“There are three types of lies – lies, damn lies, and statistics.” – Benjamin Disrael

Local governments want more of your money but they want you to hand it over without a fight so they pull out statistics to convince taxpayers to open their wallets. Here are just a few things to look for to see if you’re being manipulated by the numbers.

dwarf_PNG76Omissions: Leaving out something significant that, if known, would lead the reader to a different conclusion from the data presented:

  1. When a city, in an attempt to waylay fears of a tax increase, says their tax rate has stayed the same or is lower than it was before but neglects to reveal that your property valuation has increased substantially and, therefore, the amount you pay is going up.
  2. When the city tells you residents are willing to accept a property tax increase for road maintenance without telling you that 64% of Minnetrista residents indicated they opposed any property tax increase for roads in the community survey (see below).

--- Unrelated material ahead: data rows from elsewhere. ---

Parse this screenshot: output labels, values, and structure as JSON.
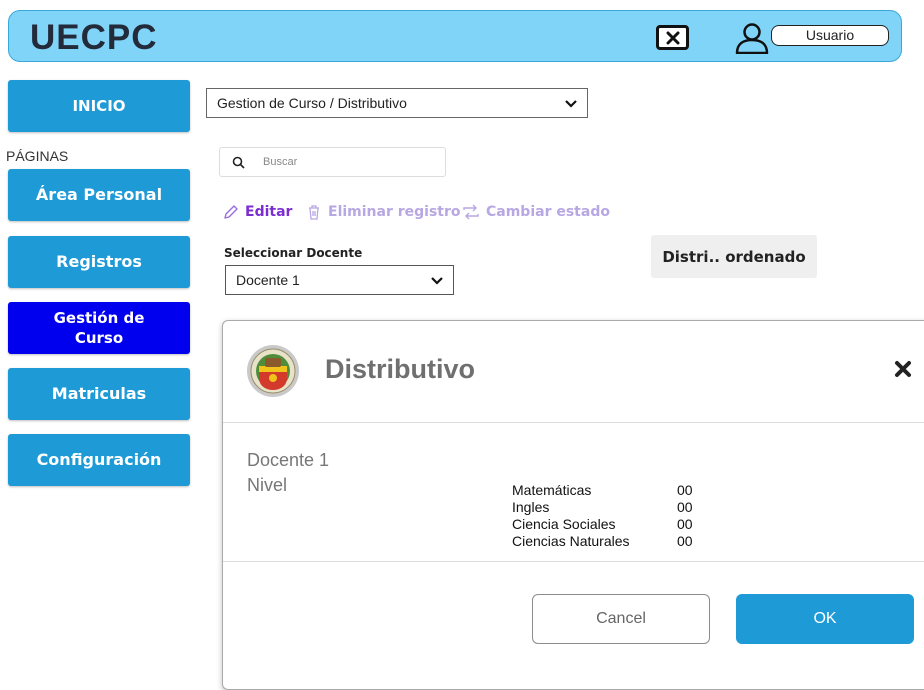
{
  "header": {
    "title": "UECPC",
    "user_label": "Usuario"
  },
  "sidebar": {
    "section_label": "PÁGINAS",
    "items": [
      {
        "label": "INICIO"
      },
      {
        "label": "Área Personal"
      },
      {
        "label": "Registros"
      },
      {
        "label": "Gestión de Curso"
      },
      {
        "label": "Matriculas"
      },
      {
        "label": "Configuración"
      }
    ],
    "active_index": 3
  },
  "main": {
    "breadcrumb": "Gestion de Curso / Distributivo",
    "search_placeholder": "Buscar",
    "toolbar": {
      "edit": "Editar",
      "delete": "Eliminar registro",
      "toggle": "Cambiar estado"
    },
    "docente_label": "Seleccionar Docente",
    "docente_selected": "Docente 1",
    "distri_button": "Distri.. ordenado"
  },
  "modal": {
    "title": "Distributivo",
    "docente": "Docente 1",
    "nivel": "Nivel",
    "subjects": [
      {
        "name": "Matemáticas",
        "value": "00"
      },
      {
        "name": "Ingles",
        "value": "00"
      },
      {
        "name": "Ciencia Sociales",
        "value": "00"
      },
      {
        "name": "Ciencias Naturales",
        "value": "00"
      }
    ],
    "cancel": "Cancel",
    "ok": "OK"
  },
  "colors": {
    "header_bg": "#7fd4f8",
    "primary": "#1e9ad6",
    "active": "#0000ee",
    "toolbar_edit": "#7b2fd0",
    "toolbar_muted": "#b7a7e3"
  },
  "icons": [
    "close-icon",
    "user-icon",
    "chevron-down-icon",
    "search-icon",
    "pencil-icon",
    "trash-icon",
    "repeat-icon",
    "school-logo",
    "close-icon"
  ]
}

Using percentages from a small sample size: When a survey uses an insignificant sample size, percentages will always be misleading:

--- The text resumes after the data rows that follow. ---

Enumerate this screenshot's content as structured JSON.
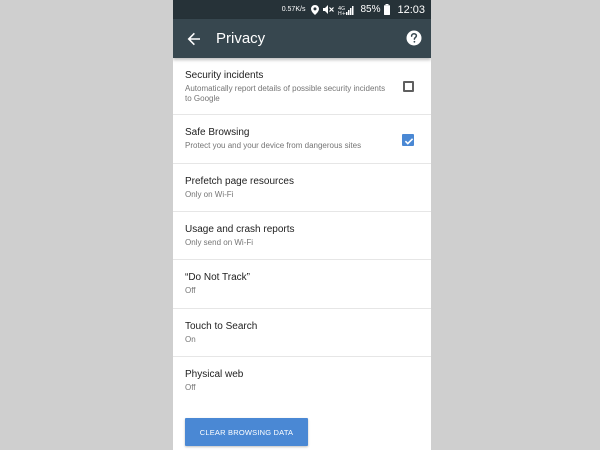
{
  "status_bar": {
    "network_speed": "0.57K/s",
    "battery_percent": "85%",
    "time": "12:03",
    "icons": [
      "location-icon",
      "mute-icon",
      "signal-icon",
      "battery-icon"
    ]
  },
  "toolbar": {
    "title": "Privacy",
    "back_icon": "arrow-left-icon",
    "help_icon": "help-circle-icon",
    "background": "#37474f"
  },
  "settings": [
    {
      "title": "Security incidents",
      "subtitle": "Automatically report details of possible security incidents to Google",
      "checkbox": true,
      "checked": false
    },
    {
      "title": "Safe Browsing",
      "subtitle": "Protect you and your device from dangerous sites",
      "checkbox": true,
      "checked": true
    },
    {
      "title": "Prefetch page resources",
      "subtitle": "Only on Wi-Fi",
      "checkbox": false
    },
    {
      "title": "Usage and crash reports",
      "subtitle": "Only send on Wi-Fi",
      "checkbox": false
    },
    {
      "title": "“Do Not Track”",
      "subtitle": "Off",
      "checkbox": false
    },
    {
      "title": "Touch to Search",
      "subtitle": "On",
      "checkbox": false
    },
    {
      "title": "Physical web",
      "subtitle": "Off",
      "checkbox": false
    }
  ],
  "clear_button": {
    "label": "CLEAR BROWSING DATA",
    "color": "#4a88d4"
  },
  "accent_color": "#4a88d4"
}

Minnetrista’s community survey asks respondents if they would favor or oppose an increase in property taxes for city street repair/maintenance and 64% said they’d oppose an increase. A very small number (128 people out of 7,000 city residents) indicated they’d favor an increase. That subset of respondents (128 people) was questioned to see how much more they’d be willing to pay. When they indicated various amounts ($5-$30/mo) it was then repeated over and over again that, according to the community survey, the majority of people (which was actually just 118 people: 92% of the 128) are willing to accept an increase in their city property taxes for roads, when, in fact, 64% surveyed said they were opposed. Starting to get the picture of how this works?

Faulty polling: How questions are phrased can influence responses dramatically. A deceptive polling strategy is to precede a question with a narrative designed to prejudice the response or to omit (see above) important data qualifiers. The examples below use a combination of both omission and faulty polling strategies:

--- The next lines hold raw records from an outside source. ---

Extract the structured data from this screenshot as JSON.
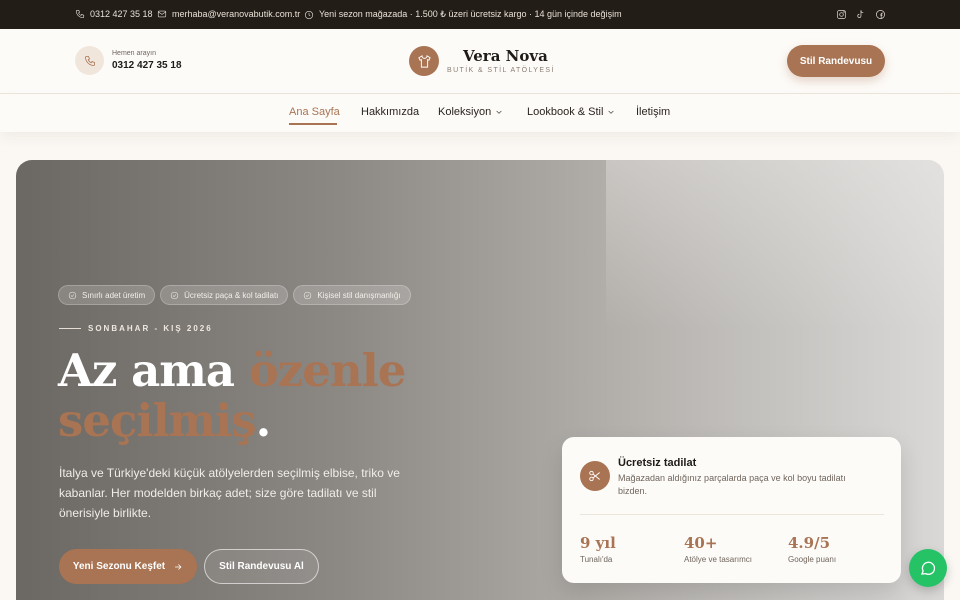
{
  "topbar": {
    "phone": "0312 427 35 18",
    "email": "merhaba@veranovabutik.com.tr",
    "notice": "Yeni sezon mağazada · 1.500 ₺ üzeri ücretsiz kargo · 14 gün içinde değişim",
    "phone_icon": "phone-icon",
    "email_icon": "mail-icon",
    "notice_icon": "clock-icon",
    "social_icons": [
      "instagram-icon",
      "tiktok-icon",
      "facebook-icon"
    ]
  },
  "header": {
    "call_label": "Hemen arayın",
    "call_number": "0312 427 35 18",
    "brand_name": "Vera Nova",
    "brand_tagline": "BUTİK & STİL ATÖLYESİ",
    "cta": "Stil Randevusu",
    "logo_icon": "shirt-icon"
  },
  "nav": {
    "items": [
      {
        "label": "Ana Sayfa",
        "active": true,
        "dropdown": false
      },
      {
        "label": "Hakkımızda",
        "active": false,
        "dropdown": false
      },
      {
        "label": "Koleksiyon",
        "active": false,
        "dropdown": true
      },
      {
        "label": "Lookbook & Stil",
        "active": false,
        "dropdown": true
      },
      {
        "label": "İletişim",
        "active": false,
        "dropdown": false
      }
    ]
  },
  "hero": {
    "chips": [
      "Sınırlı adet üretim",
      "Ücretsiz paça & kol tadilatı",
      "Kişisel stil danışmanlığı"
    ],
    "season": "SONBAHAR - KIŞ 2026",
    "headline_plain": "Az ama ",
    "headline_accent_1": "özenle",
    "headline_accent_2": "seçilmiş",
    "headline_end": ".",
    "description": "İtalya ve Türkiye'deki küçük atölyelerden seçilmiş elbise, triko ve kabanlar. Her modelden birkaç adet; size göre tadilatı ve stil önerisiyle birlikte.",
    "primary_button": "Yeni Sezonu Keşfet",
    "secondary_button": "Stil Randevusu Al"
  },
  "card": {
    "title": "Ücretsiz tadilat",
    "text": "Mağazadan aldığınız parçalarda paça ve kol boyu tadilatı bizden.",
    "icon": "scissors-icon",
    "stats": [
      {
        "value": "9 yıl",
        "label": "Tunalı'da"
      },
      {
        "value": "40+",
        "label": "Atölye ve tasarımcı"
      },
      {
        "value": "4.9/5",
        "label": "Google puanı"
      }
    ]
  },
  "colors": {
    "accent": "#a87453",
    "topbar_bg": "#231d18",
    "whatsapp": "#25c266"
  }
}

  1. Minnetrista’s community survey precedes a question (#49) about whether or not the city should build a gun range saying “there is an unfinished gun range” and “if finished” it would be used by residents. Communicating something as “unfinished” implies that it has been started (which it has not) but not completed and influences a positive response since people generally are averse to leaving things “unfinished”. The truth of the matter is there is empty space with nothing in it that could be built out as a gun range. This survey question also omitted the fact there would be significant, ongoing annual operational and maintenance costs that will increase residents’ taxes over and above the build out costs. Had that been revealed and the phrasing less biased, the responses would likely have been much different. Even so there was little support to use tax dollars to fund the build out, and one would assume no support for tax dollars to fund the maintenance (if they had been aware of it).
  2. This one is my favorite: This survey question precedes another (74) regarding the approval rating of the Mayor and Council with a question that reveals the majority of respondents know “very little” to “nothing at all” about the work of the Mayor and Council but then goes on to ask if they approve or disapprove of the job the Mayor and Council are doing. Remember that next time you hear about the council’s 80% approval rating. Apparently ignorance is bliss.

Community surveys are merely vehicles designed to justify tax increases and reelect incumbents that support them.

July 20, 2018

MINNETRISTA RESIDENTS WERE PRETTY CLEAR RESPONDING TO THE COMMUNITY SURVEY QUESTION ON COMPLETING THE GUN RANGE IN OUR PUBLIC SAFETY BUILDING. OVERWHELMINGLY THEY DIDN’T WANT TAX DOLLARS SPENT ON IT but they did indicate support to finish it if grants or outside funding could be found. What the community survey didn’t tell them was how much the ongoing operation and maintenance expenses would be and where that money would come from. Would they have indicated support if they thought taxpayer dollars would be required for that? How about if they knew the operation and maintenance costs would, over time, be far more than the cost to build out the gun range?

One of the reasons I voted against spending close to $20K (an outrageous amount) on the community survey is it can be used to justify spending on things respondents aren’t fully informed about. The way a question is asked can make certain answers more probable. Leaving out negative information or only stressing benefits about something can quickly make survey results invalid.

I think everyone agrees it would be nice to have a gun range for officer training and public use donated to the city. But unless we can produce a business case showing the revenue from it would cover the ongoing operation and maintenance costs it would be irresponsible to complete it. Right now the city spends less than a couple hundred dollars annually on gun range fees for officer training due to a very generous arrangement it has with a local gun club.

This agenda item will be coming back to the city council soon and I hope we can all agree that the ongoing operation and maintenance costs must be covered 100% by user fees (or other non-taxpayer revenue) in order to approve any proposal to complete the gun range.